### DATA EXTRACTS
++++++++++++++++++++
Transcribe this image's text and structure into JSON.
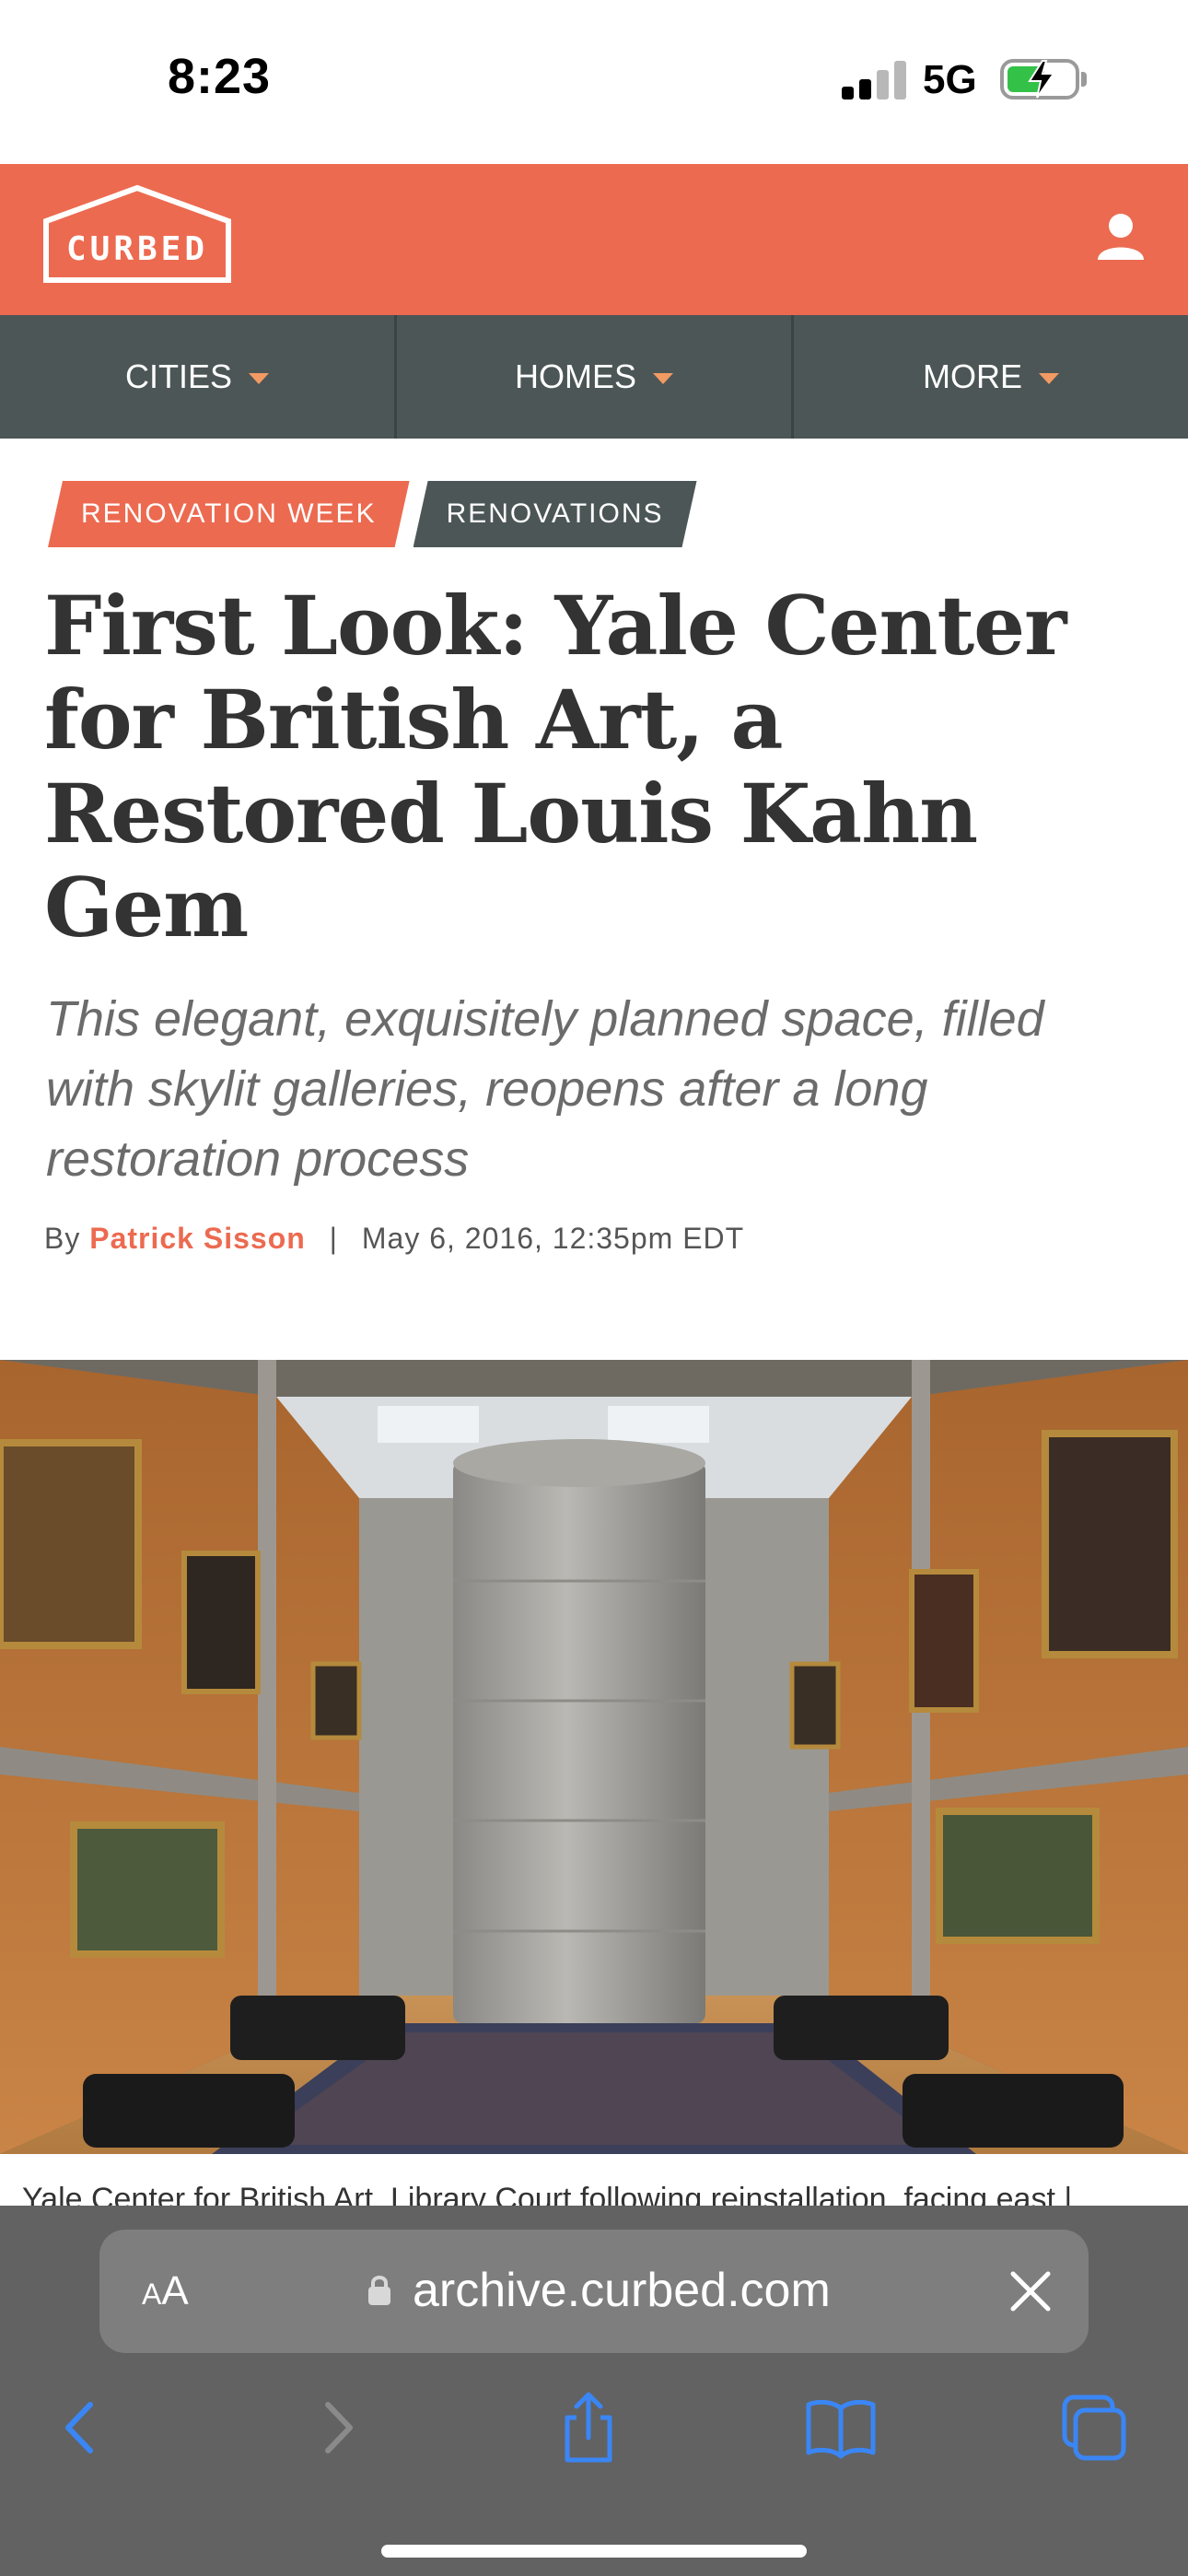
{
  "status_bar": {
    "time": "8:23",
    "network": "5G",
    "battery_level": 0.55,
    "signal_bars": 2
  },
  "header": {
    "logo_text": "CURBED",
    "account_icon": "user-icon"
  },
  "nav": {
    "items": [
      {
        "label": "CITIES"
      },
      {
        "label": "HOMES"
      },
      {
        "label": "MORE"
      }
    ]
  },
  "article": {
    "tags": [
      "RENOVATION WEEK",
      "RENOVATIONS"
    ],
    "headline": "First Look: Yale Center for British Art, a Restored Louis Kahn Gem",
    "dek": "This elegant, exquisitely planned space, filled with skylit galleries, reopens after a long restoration process",
    "byline_prefix": "By",
    "author": "Patrick Sisson",
    "byline_separator": "|",
    "date": "May 6, 2016, 12:35pm EDT",
    "caption": "Yale Center for British Art, Library Court following reinstallation, facing east |"
  },
  "browser": {
    "text_size_label_small": "A",
    "text_size_label_large": "A",
    "url": "archive.curbed.com",
    "toolbar_icons": [
      "back-icon",
      "forward-icon",
      "share-icon",
      "bookmarks-icon",
      "tabs-icon"
    ]
  },
  "colors": {
    "brand": "#ec6a50",
    "nav": "#4c5656",
    "link": "#3a86f5"
  }
}
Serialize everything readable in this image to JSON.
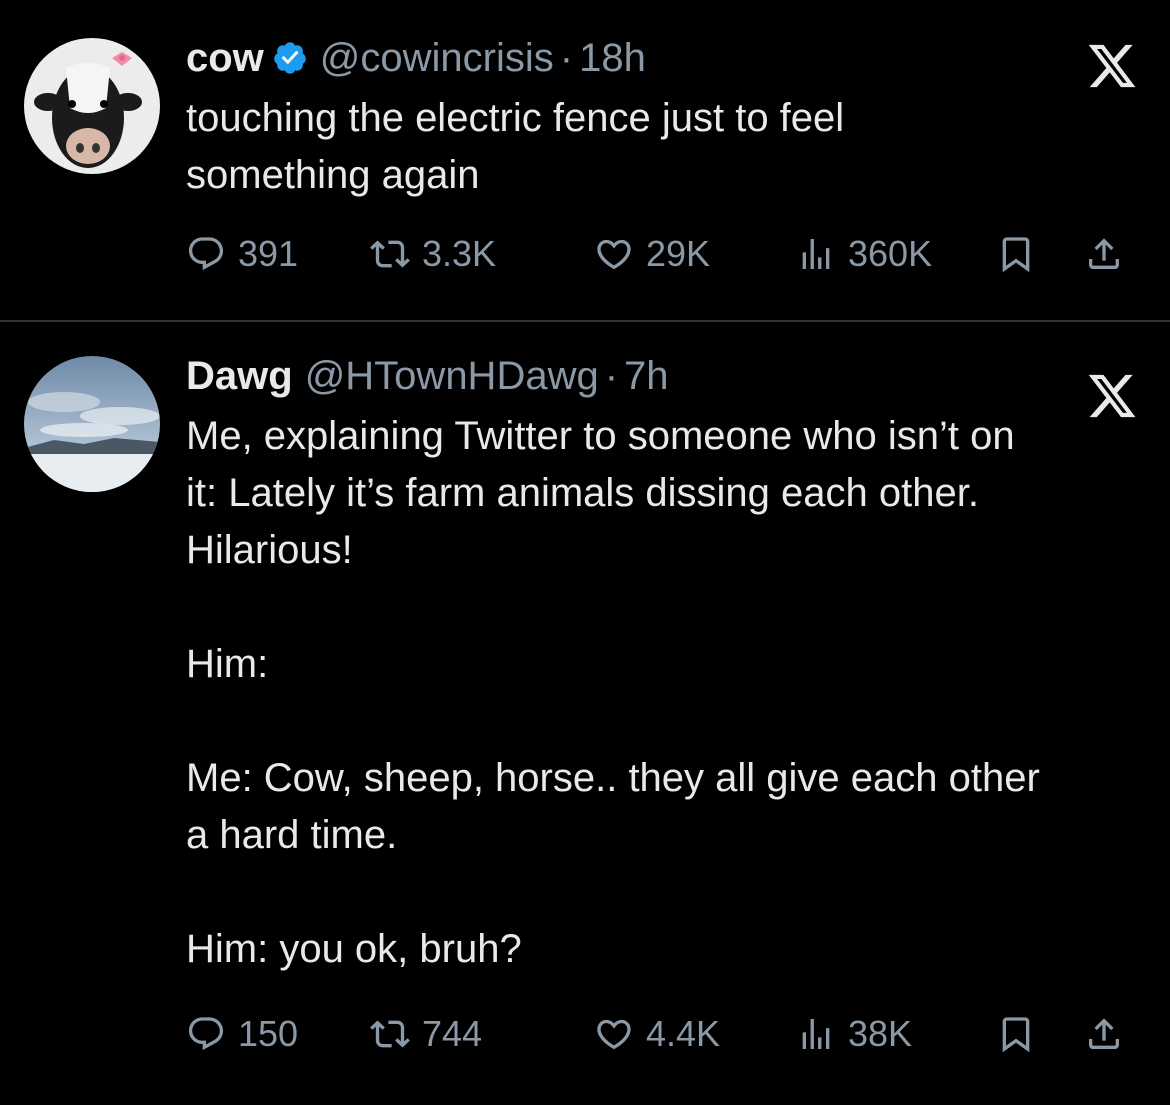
{
  "tweets": [
    {
      "name": "cow",
      "verified": true,
      "handle": "@cowincrisis",
      "dot": "·",
      "time": "18h",
      "text": "touching the electric fence just to feel\nsomething again",
      "replies": "391",
      "retweets": "3.3K",
      "likes": "29K",
      "views": "360K"
    },
    {
      "name": "Dawg",
      "verified": false,
      "handle": "@HTownHDawg",
      "dot": "·",
      "time": "7h",
      "text": "Me, explaining Twitter to someone who isn’t on\nit: Lately it’s farm animals dissing each other.\nHilarious!\n\nHim:\n\nMe: Cow, sheep, horse.. they all give each other\na hard time.\n\nHim: you ok, bruh?",
      "replies": "150",
      "retweets": "744",
      "likes": "4.4K",
      "views": "38K"
    }
  ],
  "colors": {
    "background": "#000000",
    "text": "#e7e9ea",
    "muted": "#8b98a5",
    "verified": "#1d9bf0",
    "divider": "#2f3336"
  },
  "icons": [
    "reply-icon",
    "retweet-icon",
    "like-icon",
    "views-icon",
    "bookmark-icon",
    "share-icon",
    "x-logo-icon",
    "verified-badge-icon"
  ]
}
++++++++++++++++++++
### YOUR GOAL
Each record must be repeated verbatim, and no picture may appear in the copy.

### RESULT OF THE EXERCISE
Transcribe this image's text and structure into JSON.
{
  "status_bar": {
    "time": "8:23",
    "network": "5G",
    "battery_level": 0.55,
    "signal_bars": 2
  },
  "header": {
    "logo_text": "CURBED",
    "account_icon": "user-icon"
  },
  "nav": {
    "items": [
      {
        "label": "CITIES"
      },
      {
        "label": "HOMES"
      },
      {
        "label": "MORE"
      }
    ]
  },
  "article": {
    "tags": [
      "RENOVATION WEEK",
      "RENOVATIONS"
    ],
    "headline": "First Look: Yale Center for British Art, a Restored Louis Kahn Gem",
    "dek": "This elegant, exquisitely planned space, filled with skylit galleries, reopens after a long restoration process",
    "byline_prefix": "By",
    "author": "Patrick Sisson",
    "byline_separator": "|",
    "date": "May 6, 2016, 12:35pm EDT",
    "caption": "Yale Center for British Art, Library Court following reinstallation, facing east |"
  },
  "browser": {
    "text_size_label_small": "A",
    "text_size_label_large": "A",
    "url": "archive.curbed.com",
    "toolbar_icons": [
      "back-icon",
      "forward-icon",
      "share-icon",
      "bookmarks-icon",
      "tabs-icon"
    ]
  },
  "colors": {
    "brand": "#ec6a50",
    "nav": "#4c5656",
    "link": "#3a86f5"
  }
}
Serialize everything readable in this image to JSON.
{
  "tweets": [
    {
      "name": "cow",
      "verified": true,
      "handle": "@cowincrisis",
      "dot": "·",
      "time": "18h",
      "text": "touching the electric fence just to feel\nsomething again",
      "replies": "391",
      "retweets": "3.3K",
      "likes": "29K",
      "views": "360K"
    },
    {
      "name": "Dawg",
      "verified": false,
      "handle": "@HTownHDawg",
      "dot": "·",
      "time": "7h",
      "text": "Me, explaining Twitter to someone who isn’t on\nit: Lately it’s farm animals dissing each other.\nHilarious!\n\nHim:\n\nMe: Cow, sheep, horse.. they all give each other\na hard time.\n\nHim: you ok, bruh?",
      "replies": "150",
      "retweets": "744",
      "likes": "4.4K",
      "views": "38K"
    }
  ],
  "colors": {
    "background": "#000000",
    "text": "#e7e9ea",
    "muted": "#8b98a5",
    "verified": "#1d9bf0",
    "divider": "#2f3336"
  },
  "icons": [
    "reply-icon",
    "retweet-icon",
    "like-icon",
    "views-icon",
    "bookmark-icon",
    "share-icon",
    "x-logo-icon",
    "verified-badge-icon"
  ]
}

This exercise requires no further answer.